From Tuesday, September 8 to Thursday, September 10, Santiago's ever-elegant Teatro Municipal became the house of sartorial majesty that is Fashion Week Santiago 2009. The event, in its fourth year now, was produced by Renato Papiccio and featured collections from established and emerging designers and brands, including Jose Cardoch, Luis Espinoza, Ivan Pilk Man, Vedelia Donoso and Mariana Alcalde.
Photo by Rebecca Gaulin (see more photos)
Gauzy tiers, layered fabrics and ruffles all had a potent presence on the runway, seen in collections by Mona Ferrari Pret, Abraham Escalona, Heri Levi and Hernan Vechi.
Several collections also used slight bubble hems, sequins and feather accents. Floral patterns were popular in many dresses as well.
The festivities commenced on September 8 with an adventurous collection by Arlekin. An apt beginning to the event, the Arlekin set was simultaneously playful and dramatic. The collection consisted of leggings, short dresses and one-pieces, but each outfit looked like a leotard from a regal circus. In fact, the panoply of fabrics, textures and patterns, including crushed velvet, argyle, sequins, ruffles, leather and lamé, combined with the sky-high, bee’s nest hair and the occasional mask, could have outfitted a Marie Antoinette-themed Circ de Soleil. The designer also played with coordinated asymmetry, often reversing colors and patterns on opposite, but corresponding, sides of the body.
The bold collections continued with Felipe Toledo. Toledo’s collection raised eyebrows with derrière-revealing hems on fitted mini-dresses. The angular hems were cut shorter and shorter from left to right, such that the rectangular chunks missing from each section gave the hem a staircase-like appearance. Accompanied by garters with dangling strands of beads, the collection drew attention to hemline. The bodies of the dresses were eye-catching as well. Embellished with metal grommets, ribbons, silver buttons, chains and even colorful tape, it was as if the designer had created a collection solely from scraps off the workshop floor. However, the construction of the dresses themselves was well-structured, with shaped shoulders and geometric collars.

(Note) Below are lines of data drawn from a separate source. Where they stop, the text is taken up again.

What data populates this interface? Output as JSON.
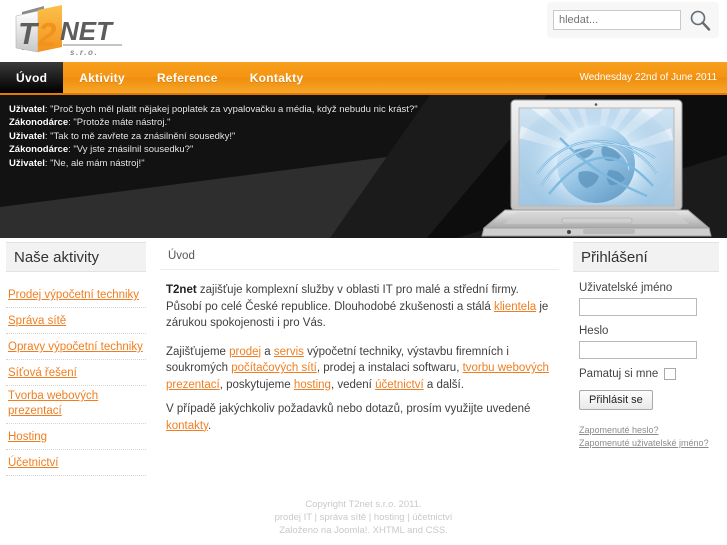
{
  "site": {
    "logo_main": "NET",
    "logo_t": "T",
    "logo_2": "2",
    "logo_sub": "s . r . o ."
  },
  "search": {
    "placeholder": "hledat...",
    "value": "",
    "icon": "search-icon"
  },
  "nav": {
    "items": [
      {
        "label": "Úvod",
        "active": true
      },
      {
        "label": "Aktivity",
        "active": false
      },
      {
        "label": "Reference",
        "active": false
      },
      {
        "label": "Kontakty",
        "active": false
      }
    ],
    "date": "Wednesday 22nd of June 2011"
  },
  "banner": {
    "lines": [
      {
        "speaker": "Uživatel",
        "text": ": \"Proč bych měl platit nějakej poplatek za vypalovačku a média, když nebudu nic krást?\""
      },
      {
        "speaker": "Zákonodárce",
        "text": ": \"Protože máte nástroj.\""
      },
      {
        "speaker": "Uživatel",
        "text": ": \"Tak to mě zavřete za znásilnění sousedky!\""
      },
      {
        "speaker": "Zákonodárce",
        "text": ": \"Vy jste znásilnil sousedku?\""
      },
      {
        "speaker": "Uživatel",
        "text": ": \"Ne, ale mám nástroj!\""
      }
    ],
    "image_name": "laptop-globe-network-graphic"
  },
  "sidebar": {
    "title": "Naše aktivity",
    "items": [
      {
        "label": "Prodej výpočetní techniky"
      },
      {
        "label": "Správa sítě"
      },
      {
        "label": "Opravy výpočetní techniky"
      },
      {
        "label": "Síťová řešení"
      },
      {
        "label": "Tvorba webových prezentací"
      },
      {
        "label": "Hosting"
      },
      {
        "label": "Účetnictví"
      }
    ]
  },
  "content": {
    "title": "Úvod",
    "p1": {
      "brand": "T2net",
      "t1": " zajišťuje komplexní služby v oblasti IT pro malé a střední firmy. Působí po celé České republice. Dlouhodobé zkušenosti a stálá ",
      "link1": "klientela",
      "t2": " je zárukou spokojenosti i pro Vás."
    },
    "p2": {
      "t1": "Zajišťujeme ",
      "link1": "prodej",
      "t2": " a ",
      "link2": "servis",
      "t3": " výpočetní techniky, výstavbu firemních i soukromých ",
      "link3": "počítačových sítí",
      "t4": ", prodej a instalaci softwaru, ",
      "link4": "tvorbu webových prezentací",
      "t5": ", poskytujeme ",
      "link5": "hosting",
      "t6": ", vedení ",
      "link6": "účetnictví",
      "t7": " a další."
    },
    "p3": {
      "t1": "V případě jakýchkoliv požadavků nebo dotazů, prosím využijte uvedené ",
      "link1": "kontakty",
      "t2": "."
    }
  },
  "login": {
    "title": "Přihlášení",
    "username_label": "Uživatelské jméno",
    "username_value": "",
    "password_label": "Heslo",
    "password_value": "",
    "remember_label": "Pamatuj si mne",
    "submit_label": "Přihlásit se",
    "forgot_password": "Zapomenuté heslo?",
    "forgot_username": "Zapomenuté uživatelské jméno?"
  },
  "footer": {
    "line1": "Copyright T2net s.r.o. 2011.",
    "line2": "prodej IT | správa sítě | hosting | účetnictví",
    "line3": "Založeno na Joomla!. XHTML and CSS."
  },
  "colors": {
    "accent_orange": "#f07e20",
    "nav_orange": "#f59412",
    "banner_dark": "#1b1b1b"
  }
}
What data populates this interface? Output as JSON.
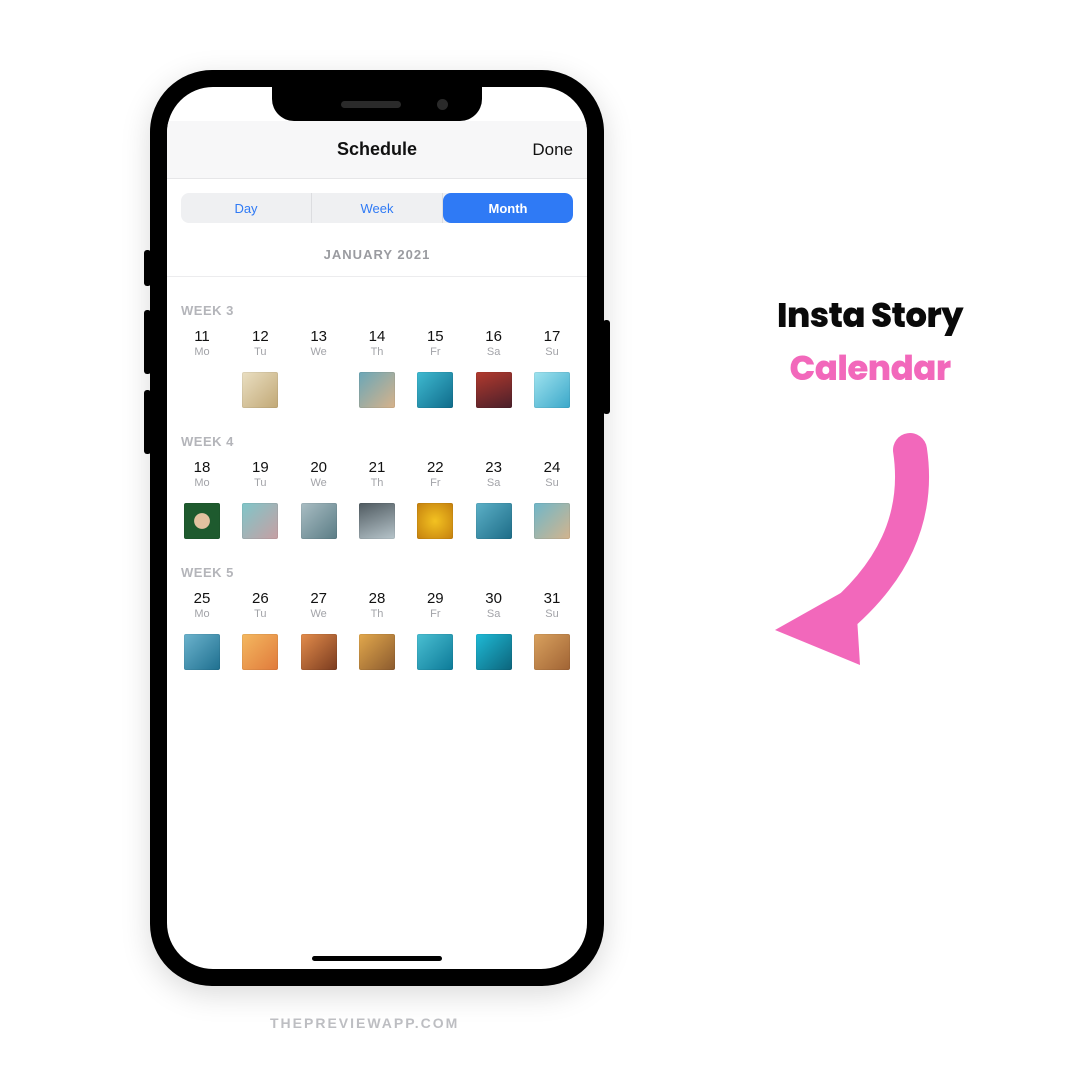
{
  "header": {
    "title": "Schedule",
    "done": "Done"
  },
  "segments": {
    "day": "Day",
    "week": "Week",
    "month": "Month",
    "active": "Month"
  },
  "monthLabel": "JANUARY 2021",
  "dayAbbr": [
    "Mo",
    "Tu",
    "We",
    "Th",
    "Fr",
    "Sa",
    "Su"
  ],
  "weeks": [
    {
      "label": "WEEK 3",
      "days": [
        11,
        12,
        13,
        14,
        15,
        16,
        17
      ],
      "thumbs": [
        "",
        "t-a",
        "",
        "t-b",
        "t-c",
        "t-d",
        "t-e"
      ]
    },
    {
      "label": "WEEK 4",
      "days": [
        18,
        19,
        20,
        21,
        22,
        23,
        24
      ],
      "thumbs": [
        "t-f",
        "t-g",
        "t-h",
        "t-i",
        "t-j",
        "t-k",
        "t-l"
      ]
    },
    {
      "label": "WEEK 5",
      "days": [
        25,
        26,
        27,
        28,
        29,
        30,
        31
      ],
      "thumbs": [
        "t-m",
        "t-n",
        "t-o",
        "t-p",
        "t-q",
        "t-r",
        "t-s"
      ]
    }
  ],
  "side": {
    "line1": "Insta Story",
    "line2": "Calendar"
  },
  "footer": "THEPREVIEWAPP.COM",
  "colors": {
    "accent": "#2f7af5",
    "pink": "#f268bb"
  }
}
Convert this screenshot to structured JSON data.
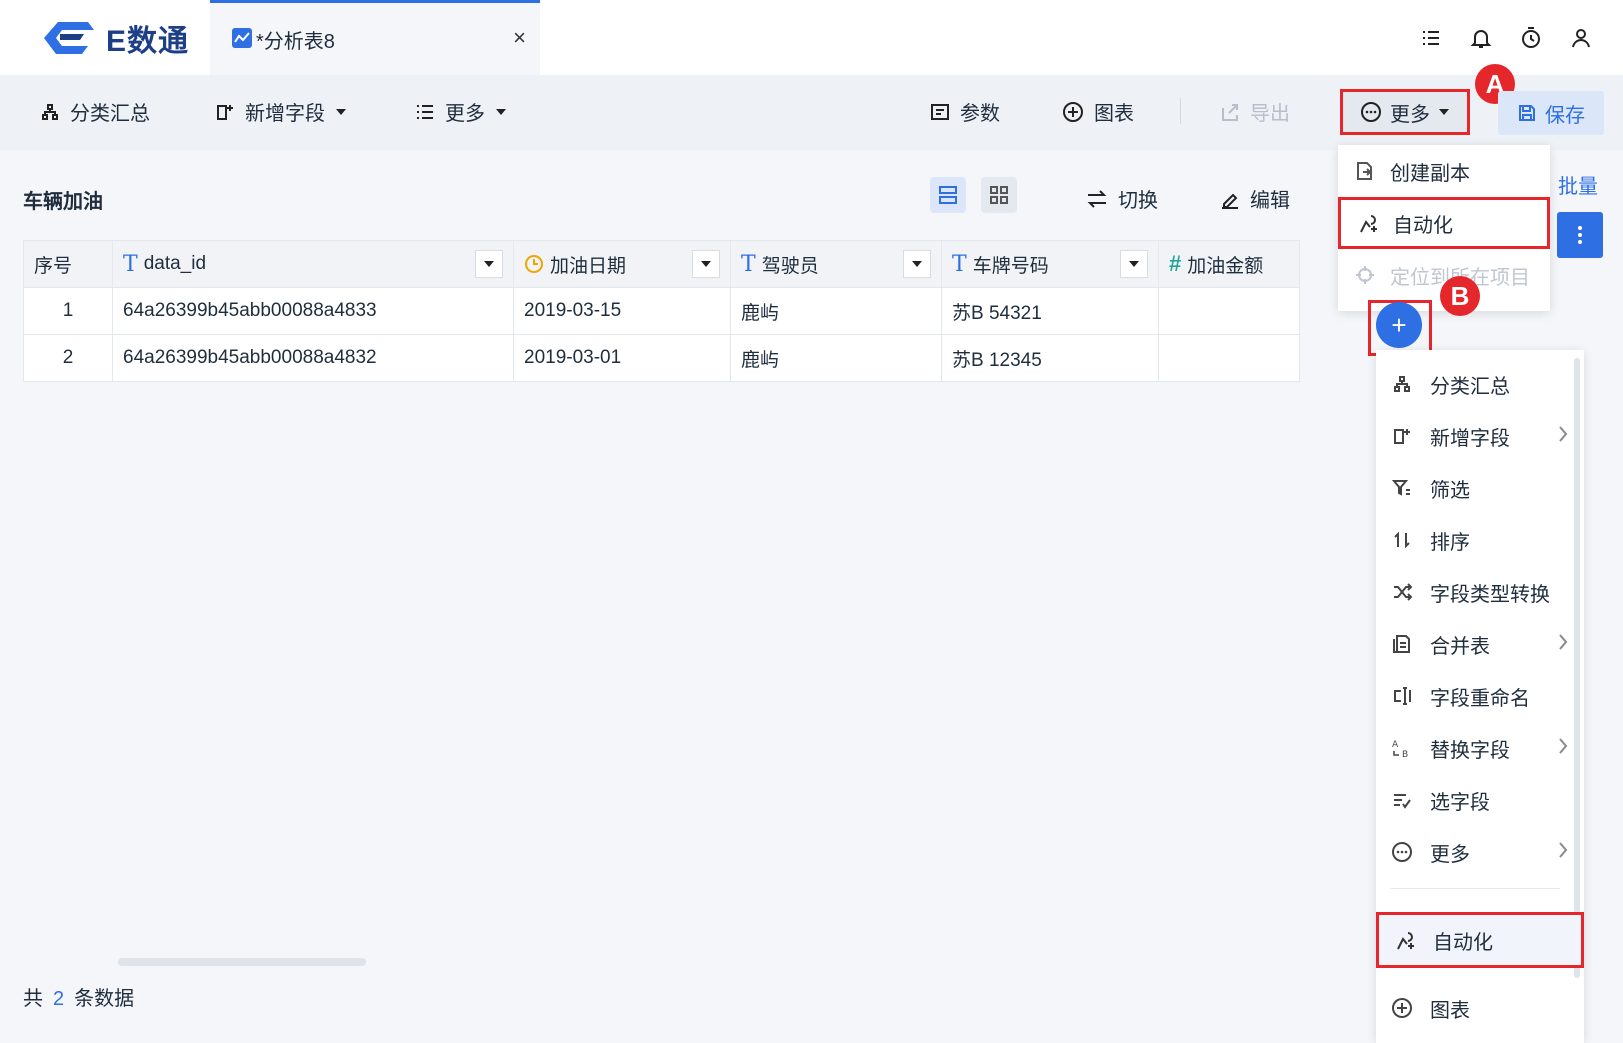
{
  "app": {
    "logo_text": "E数通"
  },
  "tab": {
    "label": "*分析表8",
    "close_glyph": "×"
  },
  "toolbar": {
    "group_summary": "分类汇总",
    "add_field": "新增字段",
    "more": "更多",
    "params": "参数",
    "chart": "图表",
    "export": "导出",
    "more_right": "更多",
    "save": "保存"
  },
  "badges": {
    "a": "A",
    "b": "B"
  },
  "content": {
    "title": "车辆加油",
    "switch": "切换",
    "edit": "编辑",
    "batch": "批量"
  },
  "table": {
    "headers": [
      "序号",
      "data_id",
      "加油日期",
      "驾驶员",
      "车牌号码",
      "加油金额"
    ],
    "rows": [
      [
        "1",
        "64a26399b45abb00088a4833",
        "2019-03-15",
        "鹿屿",
        "苏B 54321",
        ""
      ],
      [
        "2",
        "64a26399b45abb00088a4832",
        "2019-03-01",
        "鹿屿",
        "苏B 12345",
        ""
      ]
    ]
  },
  "footer": {
    "prefix": "共",
    "count": "2",
    "suffix": "条数据"
  },
  "dropdown_more": {
    "items": [
      {
        "label": "创建副本",
        "icon": "copy-icon"
      },
      {
        "label": "自动化",
        "icon": "automation-icon"
      },
      {
        "label": "定位到所在项目",
        "icon": "locate-icon"
      }
    ]
  },
  "plus_button": {
    "glyph": "+"
  },
  "side_menu": {
    "items": [
      {
        "label": "分类汇总",
        "icon": "hierarchy-icon"
      },
      {
        "label": "新增字段",
        "icon": "add-field-icon"
      },
      {
        "label": "筛选",
        "icon": "filter-icon"
      },
      {
        "label": "排序",
        "icon": "sort-icon"
      },
      {
        "label": "字段类型转换",
        "icon": "shuffle-icon"
      },
      {
        "label": "合并表",
        "icon": "merge-icon"
      },
      {
        "label": "字段重命名",
        "icon": "rename-icon"
      },
      {
        "label": "替换字段",
        "icon": "replace-icon"
      },
      {
        "label": "选字段",
        "icon": "select-fields-icon"
      },
      {
        "label": "更多",
        "icon": "more-icon"
      },
      {
        "label": "自动化",
        "icon": "automation-icon"
      },
      {
        "label": "图表",
        "icon": "chart-add-icon"
      }
    ]
  },
  "colors": {
    "accent": "#2f6fe4",
    "highlight": "#e5262b",
    "logo": "#1d3f86"
  }
}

Kevin Kobek’s collection stood out as well. The collection was one of the few that created a well-executed comprehensive aesthetic, with music, props and make-up. The rhythmic techno music of the previous collections switched to an ethereal but eerie score that sounded like a blend of The Chronicles of Narnia and The Others. Indeed, the collection reflected a mix of the childlike and the spectral, with over-sized bows in the models’ hair, white tights and light, cropped chiffon cloaks reminiscent of Little Red Riding Hood and The Nutcracker.
Mona Ferrari Pret had the most extensive collection of the Week. One of the hallmarks of the designs was v-shaped necklines of tight ruffles. The collection began with more casual, floral dresses, but transitioned to silk and taffeta cocktails dresses that employed black ruffles peaking out of either the top or bottom of the dress. There were also several pieces with black tulle hems. The highlight of the collection, however, was the gathered silk dresses. These dresses were gathered in the middle, down the length of the body, over matching loose silk pants. The graceful movement of the garment itself indicated its precise tailoring.
Ivan Pilk Man’s collection was the image of Fashion Week glamour. The collection of evening gowns made of silk, chiffon and taffeta, featured luxuriant tiers and ruffles. Some slightly Elizabethan gowns had fabric flowing from the shoulders to create a cape-like train. The dresses had unique embroidering or criss-crossed fabrics on the bodices, and many made ample, tasteful use of lace. Pilk Man’s collection did not shy away from color, with vivid blue, green, yellow and orange gowns.
After three days and over twenty-five collections, Fashion Week Santiago showcased the most sophisticated of Chilean design.
Fashion Week Santiago 2009
Sala Claudio Arrau in Teatro Municipal
Metro: Santa Lucia